= EXERCISE DIRECTIONS =
Scan the records for "steps". Show the matching lines.

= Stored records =
━━━━

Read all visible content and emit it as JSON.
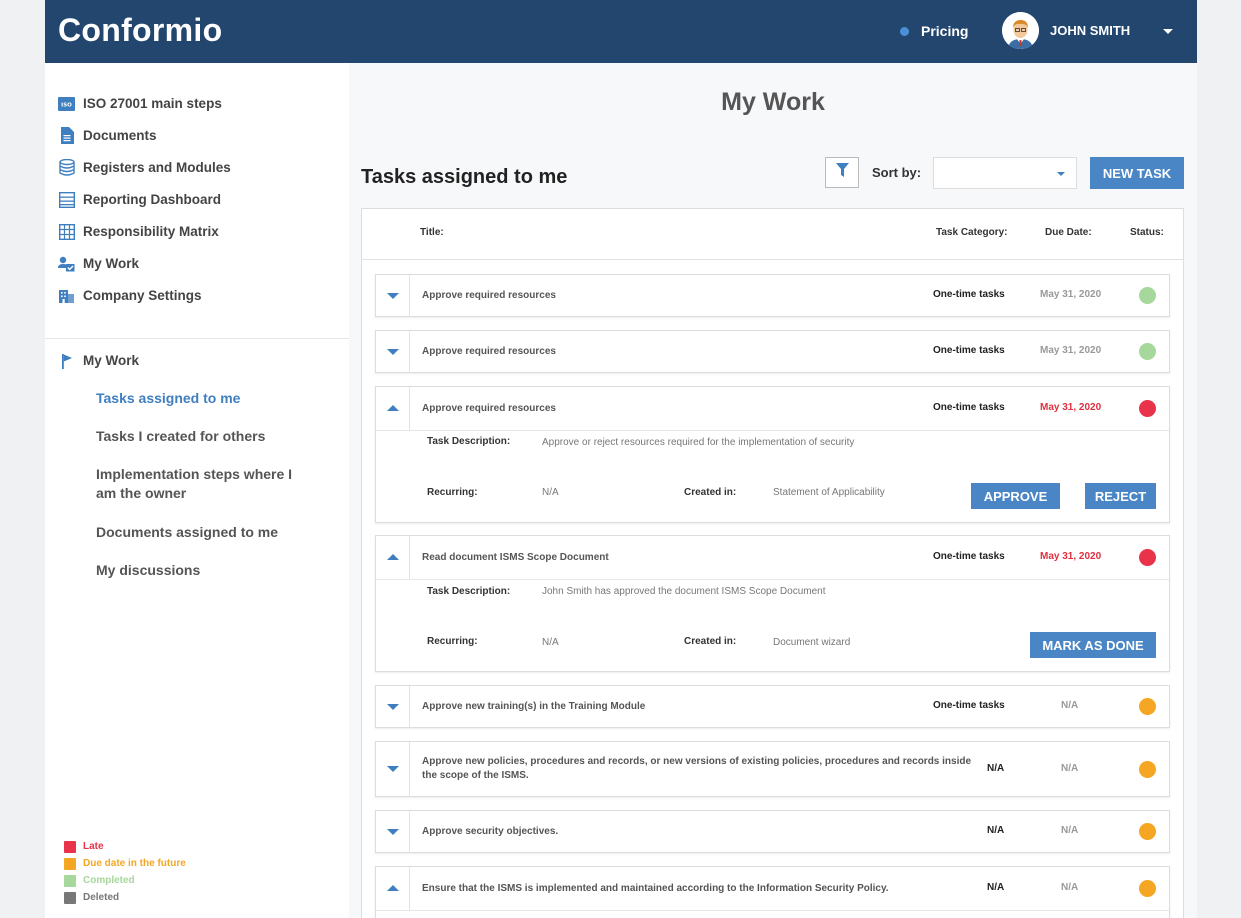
{
  "header": {
    "logo": "Conformio",
    "pricing": "Pricing",
    "user_name": "JOHN SMITH"
  },
  "sidebar": {
    "items": [
      {
        "label": "ISO 27001 main steps",
        "icon": "iso-icon"
      },
      {
        "label": "Documents",
        "icon": "document-icon"
      },
      {
        "label": "Registers and Modules",
        "icon": "database-icon"
      },
      {
        "label": "Reporting Dashboard",
        "icon": "dashboard-icon"
      },
      {
        "label": "Responsibility Matrix",
        "icon": "matrix-icon"
      },
      {
        "label": "My Work",
        "icon": "user-check-icon"
      },
      {
        "label": "Company Settings",
        "icon": "building-icon"
      }
    ],
    "section": {
      "label": "My Work",
      "icon": "flag-icon"
    },
    "sub_items": [
      {
        "label": "Tasks assigned to me",
        "active": true
      },
      {
        "label": "Tasks I created for others"
      },
      {
        "label": "Implementation steps where I am the owner"
      },
      {
        "label": "Documents assigned to me"
      },
      {
        "label": "My discussions"
      }
    ],
    "legend": [
      {
        "label": "Late",
        "color": "#e8334a"
      },
      {
        "label": "Due date in the future",
        "color": "#f5a623"
      },
      {
        "label": "Completed",
        "color": "#a6d79b"
      },
      {
        "label": "Deleted",
        "color": "#777777"
      }
    ]
  },
  "main": {
    "title": "My Work",
    "section_title": "Tasks assigned to me",
    "sort_label": "Sort by:",
    "sort_value": "",
    "new_task": "NEW TASK",
    "columns": {
      "title": "Title:",
      "category": "Task Category:",
      "due": "Due Date:",
      "status": "Status:"
    },
    "tasks": [
      {
        "title": "Approve required resources",
        "category": "One-time tasks",
        "due": "May 31, 2020",
        "status": "completed",
        "expanded": false
      },
      {
        "title": "Approve required resources",
        "category": "One-time tasks",
        "due": "May 31, 2020",
        "status": "completed",
        "expanded": false
      },
      {
        "title": "Approve required resources",
        "category": "One-time tasks",
        "due": "May 31, 2020",
        "status": "late",
        "expanded": true,
        "desc_label": "Task Description:",
        "desc": "Approve or reject resources required for the implementation of security",
        "recurring_label": "Recurring:",
        "recurring": "N/A",
        "created_label": "Created in:",
        "created": "Statement of Applicability",
        "actions": [
          "APPROVE",
          "REJECT"
        ]
      },
      {
        "title": "Read document ISMS Scope Document",
        "category": "One-time tasks",
        "due": "May 31, 2020",
        "status": "late",
        "expanded": true,
        "desc_label": "Task Description:",
        "desc": "John Smith has approved the document ISMS Scope Document",
        "recurring_label": "Recurring:",
        "recurring": "N/A",
        "created_label": "Created in:",
        "created": "Document wizard",
        "actions": [
          "MARK AS DONE"
        ]
      },
      {
        "title": "Approve new training(s) in the Training Module",
        "category": "One-time tasks",
        "due": "N/A",
        "status": "future",
        "expanded": false
      },
      {
        "title": "Approve new policies, procedures and records, or new versions of existing policies, procedures and records inside the scope of the ISMS.",
        "category": "N/A",
        "due": "N/A",
        "status": "future",
        "expanded": false
      },
      {
        "title": "Approve security objectives.",
        "category": "N/A",
        "due": "N/A",
        "status": "future",
        "expanded": false
      },
      {
        "title": "Ensure that the ISMS is implemented and maintained according to the Information Security Policy.",
        "category": "N/A",
        "due": "N/A",
        "status": "future",
        "expanded": true
      }
    ]
  },
  "colors": {
    "brand": "#23466f",
    "accent": "#4a86c5",
    "late": "#e8334a",
    "future": "#f5a623",
    "completed": "#a6d79b",
    "deleted": "#777777"
  }
}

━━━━

= ANSWER FOR THIS EXERCISE =
        "label": "ISO 27001 main steps",
        "label": "Implementation steps where I am the owner"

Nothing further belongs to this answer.